A trick we have used with some success when dealing with more finicky walleyes this time of year is to play a game of cat-and-mouse with them. Say you are watching a fish on your locator but the fish doesn’t bite your offering immediately. That’s a good time to begin raising the bait up aggressively – often several feet – jiggle it and then raise it up some more (often having to reel in line). It is important to watch your depth finder to see how far and how aggressively you can try to pull the fish up and get it to bite. But this time of year pulling a walleye up 10 to 15 feet before it bites is not uncommon. It’s a trick to keep in mind that can often pay off big.
So what are the best baits to use for these “aggressive” actions?
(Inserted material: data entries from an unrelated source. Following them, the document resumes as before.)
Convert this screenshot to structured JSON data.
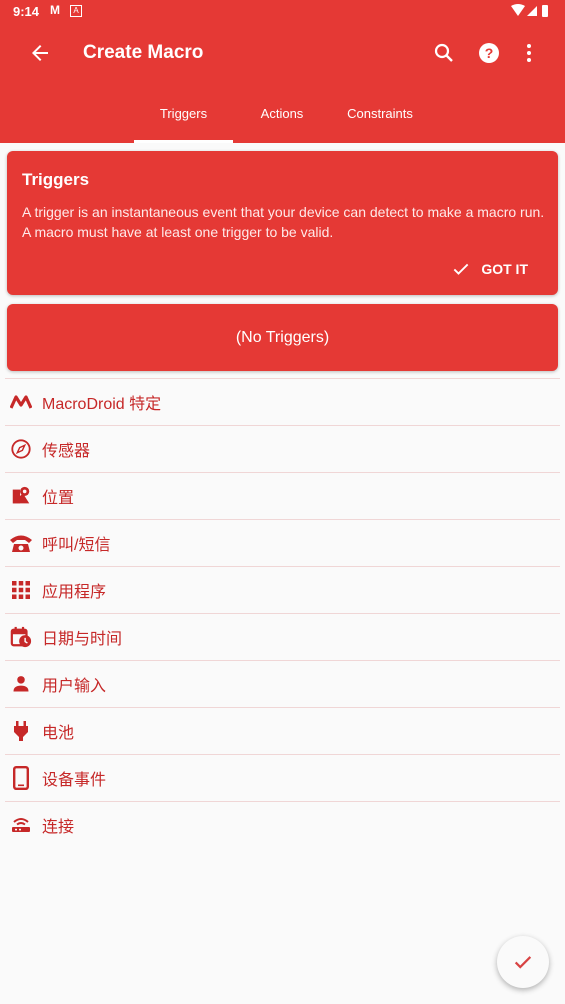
{
  "status_bar": {
    "time": "9:14",
    "app_icon_1": "M",
    "app_icon_2": "A"
  },
  "toolbar": {
    "title": "Create Macro",
    "back_icon": "arrow-left",
    "search_icon": "search",
    "help_icon": "help-circle",
    "more_icon": "more-vert"
  },
  "tabs": [
    {
      "label": "Triggers",
      "active": true
    },
    {
      "label": "Actions",
      "active": false
    },
    {
      "label": "Constraints",
      "active": false
    }
  ],
  "info_card": {
    "title": "Triggers",
    "body": "A trigger is an instantaneous event that your device can detect to make a macro run. A macro must have at least one trigger to be valid.",
    "button_label": "GOT IT"
  },
  "empty_card": {
    "label": "(No Triggers)"
  },
  "categories": [
    {
      "label": "MacroDroid 特定",
      "icon": "macrodroid"
    },
    {
      "label": "传感器",
      "icon": "compass"
    },
    {
      "label": "位置",
      "icon": "map-pin"
    },
    {
      "label": "呼叫/短信",
      "icon": "phone"
    },
    {
      "label": "应用程序",
      "icon": "apps-grid"
    },
    {
      "label": "日期与时间",
      "icon": "calendar-clock"
    },
    {
      "label": "用户输入",
      "icon": "person"
    },
    {
      "label": "电池",
      "icon": "plug"
    },
    {
      "label": "设备事件",
      "icon": "smartphone"
    },
    {
      "label": "连接",
      "icon": "router"
    }
  ],
  "colors": {
    "primary": "#e53935",
    "list_text": "#c62828",
    "background": "#fafafa"
  }
}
One of the most productive is what we call Glide Baits, like Moonshine Lure’s Shiver Minnow, This “minnow-like” jigging lure has a dramatic side-to-side darting movement when jigged, giving you great horizontal coverage of the area under your ice hole. The Shiver Minnow comes in a variety of sizes and in an array of awesome “glow” color patterns that last a long time and are deadly during the prime-times of dusk and dawn when walleyes tend to feed the heaviest.
Jigging spoons are another great choice for this time of year. You want to choose spoons that offer lots of flash, but also have a distinct and enticing flutter on the drop. Top choices here would include the Clam Blade Spoon, the ever-popular Swedish Pimple and Acme’s Sidewinder and Kastmaster spoons. Another lure we are anxious to put to use this season is Clam’s new Time Bomb Spoon. Each of these have their own distinct shape and therefore feature different flash and flutter patterns. Trying a variety of lures will help you to dial-in the right one to get the most bites.
A big key to success with any ice jigging spoon is to know where your lure is in relation to the bottom at all times. Let out enough line to position your lure about six inches off the bottom when your rod tip is at a set position above the ice. Then, when you stroke the lure up and let it free-fall and flutter down, the spoon will stop just above the bottom, provided you return your rod tip to the pre-set position. Hold your rod still for just a second or so before imparting any more action to the lure. This moment as the spoon is at the bottom of the stoke and still slightly spinning, twisting and glinting is where it resembles a dying baitfish fighting off the final death throws, and it’s this moment most strikes will occur.
Now while Glide baits and Spoons are aggressive presentations and great at attracting walleyes from a distance, it can also be a good idea to incorporate a bit of finesse into your plan as well. We like to employ a Deadstick to the set-up, rigging a small jig tipped with a minnow on a rod we set in a second hole near our jigging hole. Set the jig so it sits about a foot off the bottom. Many times, you will draw fish in with the more aggressive lure, only to have it bite the less aggressive offering. On an LCD unit like the Lowrance Elite-5 Ice Machine’s we use, the jig will appear as a straight line on the screen. If that line all of a sudden gets wider, that indicates a fish has nosed up to the jig or is biting it.
Stay aggressive with actions and lures, but remain very cautious of the ice thickness and your over-all safety out on the ice. Remember, even though you are on ice, early ice has the warmest water and offers the most aggressive walleyes during the ice fishing season, making a great time to get your Next Bite.